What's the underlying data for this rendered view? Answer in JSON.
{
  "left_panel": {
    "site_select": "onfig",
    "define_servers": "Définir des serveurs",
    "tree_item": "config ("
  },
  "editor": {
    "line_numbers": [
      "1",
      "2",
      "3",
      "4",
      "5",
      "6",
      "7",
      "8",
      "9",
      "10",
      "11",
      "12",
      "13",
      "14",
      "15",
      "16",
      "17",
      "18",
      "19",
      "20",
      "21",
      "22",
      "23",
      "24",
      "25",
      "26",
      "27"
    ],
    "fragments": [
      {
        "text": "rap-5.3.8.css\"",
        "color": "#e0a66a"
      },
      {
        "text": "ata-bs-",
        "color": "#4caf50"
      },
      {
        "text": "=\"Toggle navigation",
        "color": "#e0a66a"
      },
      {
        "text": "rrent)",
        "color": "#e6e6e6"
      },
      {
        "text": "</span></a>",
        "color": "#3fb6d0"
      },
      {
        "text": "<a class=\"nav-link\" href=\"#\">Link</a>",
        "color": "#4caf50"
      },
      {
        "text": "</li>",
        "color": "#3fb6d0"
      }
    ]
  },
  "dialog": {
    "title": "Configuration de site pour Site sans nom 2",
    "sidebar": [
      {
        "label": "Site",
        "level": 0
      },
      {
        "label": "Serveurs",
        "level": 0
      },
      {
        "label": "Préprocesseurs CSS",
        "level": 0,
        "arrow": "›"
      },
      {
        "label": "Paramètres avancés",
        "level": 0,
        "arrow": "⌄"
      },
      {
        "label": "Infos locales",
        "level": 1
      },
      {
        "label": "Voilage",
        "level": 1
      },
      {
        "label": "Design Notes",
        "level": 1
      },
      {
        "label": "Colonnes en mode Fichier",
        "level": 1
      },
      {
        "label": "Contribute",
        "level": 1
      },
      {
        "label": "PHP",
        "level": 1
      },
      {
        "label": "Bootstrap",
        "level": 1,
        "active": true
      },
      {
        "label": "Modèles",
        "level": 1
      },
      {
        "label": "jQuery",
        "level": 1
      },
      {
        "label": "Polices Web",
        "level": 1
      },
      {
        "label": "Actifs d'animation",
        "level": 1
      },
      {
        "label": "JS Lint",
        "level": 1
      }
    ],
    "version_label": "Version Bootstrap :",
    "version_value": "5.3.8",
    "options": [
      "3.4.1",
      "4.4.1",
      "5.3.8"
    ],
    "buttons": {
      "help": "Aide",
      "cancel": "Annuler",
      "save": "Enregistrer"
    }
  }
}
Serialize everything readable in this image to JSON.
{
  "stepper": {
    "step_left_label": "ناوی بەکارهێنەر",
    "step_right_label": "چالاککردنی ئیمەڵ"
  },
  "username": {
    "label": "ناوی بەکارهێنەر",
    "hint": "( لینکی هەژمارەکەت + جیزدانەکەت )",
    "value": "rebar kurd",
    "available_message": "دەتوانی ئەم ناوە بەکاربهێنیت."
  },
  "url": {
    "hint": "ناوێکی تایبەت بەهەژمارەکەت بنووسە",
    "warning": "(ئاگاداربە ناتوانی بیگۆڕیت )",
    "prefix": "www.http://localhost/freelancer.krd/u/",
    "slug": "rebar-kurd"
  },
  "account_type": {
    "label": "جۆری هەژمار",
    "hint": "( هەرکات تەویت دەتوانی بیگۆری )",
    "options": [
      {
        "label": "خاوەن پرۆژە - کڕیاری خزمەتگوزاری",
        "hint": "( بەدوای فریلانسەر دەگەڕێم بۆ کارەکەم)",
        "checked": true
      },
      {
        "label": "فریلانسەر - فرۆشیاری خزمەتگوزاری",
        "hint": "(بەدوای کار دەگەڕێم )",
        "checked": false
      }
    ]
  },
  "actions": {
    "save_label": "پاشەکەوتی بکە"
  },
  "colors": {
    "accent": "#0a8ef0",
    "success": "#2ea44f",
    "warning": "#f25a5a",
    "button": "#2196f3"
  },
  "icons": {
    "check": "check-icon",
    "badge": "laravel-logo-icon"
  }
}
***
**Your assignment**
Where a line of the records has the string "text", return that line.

**Response area**
        "text": "rap-5.3.8.css\"",
        "text": "ata-bs-",
        "text": "=\"Toggle navigation",
        "text": "rrent)",
        "text": "</span></a>",
        "text": "<a class=\"nav-link\" href=\"#\">Link</a>",
        "text": "</li>",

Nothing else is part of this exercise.